Tell me, please, how many lines in the records below include the word "Windows". Give no more than the number.

Items from a data source:
* * * * *
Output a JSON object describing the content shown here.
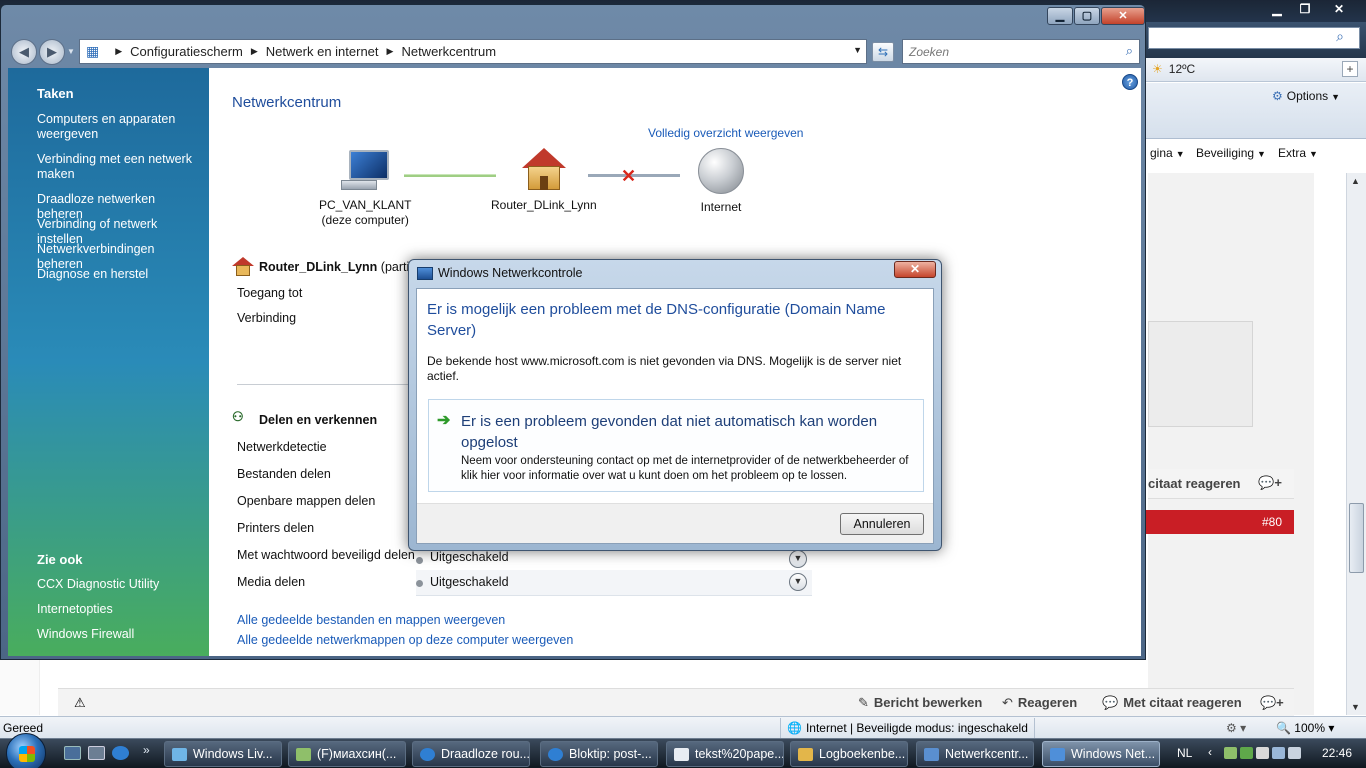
{
  "ie": {
    "search_icon": "search-icon",
    "weather": {
      "icon": "sun-cloud-icon",
      "temperature": "12ºC"
    },
    "command_bar": {
      "options_label": "Options",
      "page_label": "gina",
      "security_label": "Beveiliging",
      "extra_label": "Extra"
    },
    "page": {
      "reply_with_quote_top": "citaat reageren",
      "post_number": "#80"
    },
    "actions": {
      "edit_post": "Bericht bewerken",
      "reply": "Reageren",
      "reply_with_quote": "Met citaat reageren"
    },
    "status": {
      "ready": "Gereed",
      "zone": "Internet | Beveiligde modus: ingeschakeld",
      "zoom": "100%"
    }
  },
  "network_center": {
    "breadcrumb": [
      "Configuratiescherm",
      "Netwerk en internet",
      "Netwerkcentrum"
    ],
    "search_placeholder": "Zoeken",
    "sidebar": {
      "tasks_heading": "Taken",
      "tasks": [
        "Computers en apparaten weergeven",
        "Verbinding met een netwerk maken",
        "Draadloze netwerken beheren",
        "Verbinding of netwerk instellen",
        "Netwerkverbindingen beheren",
        "Diagnose en herstel"
      ],
      "see_also_heading": "Zie ook",
      "see_also": [
        "CCX Diagnostic Utility",
        "Internetopties",
        "Windows Firewall"
      ]
    },
    "heading": "Netwerkcentrum",
    "full_view_link": "Volledig overzicht weergeven",
    "map": {
      "computer_name": "PC_VAN_KLANT",
      "computer_sub": "(deze computer)",
      "router_name": "Router_DLink_Lynn",
      "internet_label": "Internet"
    },
    "network": {
      "name": "Router_DLink_Lynn",
      "type_suffix": "(particu",
      "access_label": "Toegang tot",
      "connection_label": "Verbinding"
    },
    "sharing": {
      "heading": "Delen en verkennen",
      "rows": [
        "Netwerkdetectie",
        "Bestanden delen",
        "Openbare mappen delen",
        "Printers delen",
        "Met wachtwoord beveiligd delen",
        "Media delen"
      ],
      "password_status": "Uitgeschakeld",
      "media_status": "Uitgeschakeld"
    },
    "links": [
      "Alle gedeelde bestanden en mappen weergeven",
      "Alle gedeelde netwerkmappen op deze computer weergeven"
    ]
  },
  "dialog": {
    "title": "Windows Netwerkcontrole",
    "heading": "Er is mogelijk een probleem met de DNS-configuratie (Domain Name Server)",
    "description": "De bekende host www.microsoft.com is niet gevonden via DNS. Mogelijk is de server niet actief.",
    "option_title": "Er is een probleem gevonden dat niet automatisch kan worden opgelost",
    "option_description": "Neem voor ondersteuning contact op met de internetprovider of de netwerkbeheerder of klik hier voor informatie over wat u kunt doen om het probleem op te lossen.",
    "cancel_label": "Annuleren"
  },
  "taskbar": {
    "buttons": [
      "Windows Liv...",
      "(F)миахсин(...",
      "Draadloze rou...",
      "Bloktip: post-...",
      "tekst%20pape...",
      "Logboekenbe...",
      "Netwerkcentr...",
      "Windows Net..."
    ],
    "language": "NL",
    "clock": "22:46"
  }
}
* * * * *
Exercise result:
4